Tuesday, July 24, 2007

Fire those retro rockets

There are some things I wouldn't willingly listen to, like atonal music and by extension most pop music. Oldies are included in that list and I've only ever wanted to listen to that stuff due to purely academic reasons, like passing a contemporary music history course.

It's not that old music is strictly bad, but I am not a child of that era or, it seems, any era at all, so I feel this generational disconnect. Although digital recovery from analog sources has worked wonders, it's a strike against me for not being able to shake off the stigma that songs still sound old even if they are light years better than before.

It is probably also a strike against me for using anime as an excuse a gateway into the past. Well, whatever works. I know of several people who would never in their right mind listen to big band jazz, but for whom the jazz soundtrack contributed to Cowboy Bebop's appeal.

So far Doujin Work's ED is the only stand out feature amid a standard OP and mostly mindless content. Mai continues her fun retro schtick in Yumemiru Otome [320 kbps], hauling in a Dixieland band, walking bass, and backup vocals. Jazz clarinets defy classical conventions perhaps solely because they're not played in a classical fashion. Thin reeds, bright sound.

The rhythm section keeps things on a pretty even keel. Only the clapping falls on the back beat. There isn't much in the way of typical jazz syncopation other than in the instrumental breaks, and Mai's accents tend to fall on all of the beats. This is written like a march, something that most songs try to avoid if at all possible. But, as Yumemiru Otome proves, marches don't have to be dry and boring affairs. They can be, dare I say it, fun.

Nakashima Mika is listed on her profile as one of her favourite singers. That's hard to see, as the two seem only connected through the very large umbrella known as jazz. Within that sphere, their singing styles are polar opposites with Mai so far being much brighter and upbeat.

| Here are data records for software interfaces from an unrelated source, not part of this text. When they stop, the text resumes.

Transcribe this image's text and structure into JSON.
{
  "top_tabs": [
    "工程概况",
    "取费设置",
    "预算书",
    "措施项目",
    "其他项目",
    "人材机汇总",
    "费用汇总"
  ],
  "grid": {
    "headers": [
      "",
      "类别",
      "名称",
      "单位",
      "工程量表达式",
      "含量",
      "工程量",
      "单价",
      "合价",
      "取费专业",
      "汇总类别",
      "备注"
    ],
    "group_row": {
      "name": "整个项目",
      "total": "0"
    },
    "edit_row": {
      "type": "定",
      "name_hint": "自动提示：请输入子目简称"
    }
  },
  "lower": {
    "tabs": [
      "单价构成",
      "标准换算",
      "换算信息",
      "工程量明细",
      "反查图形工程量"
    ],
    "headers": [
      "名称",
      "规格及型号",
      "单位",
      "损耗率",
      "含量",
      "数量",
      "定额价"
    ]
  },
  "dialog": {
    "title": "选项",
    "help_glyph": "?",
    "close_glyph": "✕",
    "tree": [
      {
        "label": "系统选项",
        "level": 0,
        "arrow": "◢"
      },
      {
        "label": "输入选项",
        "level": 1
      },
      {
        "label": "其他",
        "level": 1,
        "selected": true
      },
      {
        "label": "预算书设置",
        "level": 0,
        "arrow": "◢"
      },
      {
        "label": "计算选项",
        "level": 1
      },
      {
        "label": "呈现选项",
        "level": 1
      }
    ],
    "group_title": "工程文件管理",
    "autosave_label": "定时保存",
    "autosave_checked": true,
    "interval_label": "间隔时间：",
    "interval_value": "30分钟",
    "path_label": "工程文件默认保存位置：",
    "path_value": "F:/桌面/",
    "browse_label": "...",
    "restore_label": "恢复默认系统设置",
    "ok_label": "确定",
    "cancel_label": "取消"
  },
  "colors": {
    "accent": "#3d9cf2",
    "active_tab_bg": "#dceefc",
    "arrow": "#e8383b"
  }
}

I'm still impressed that she is only 15. She carries a maturity and understanding usually possessed by singers at least 3 years her senior, although whenever I think this I should remember that Utada Hikaru and Tamaki Nami, among others, hit it big at 15. Miracles seem to happen more often than I'd like to think.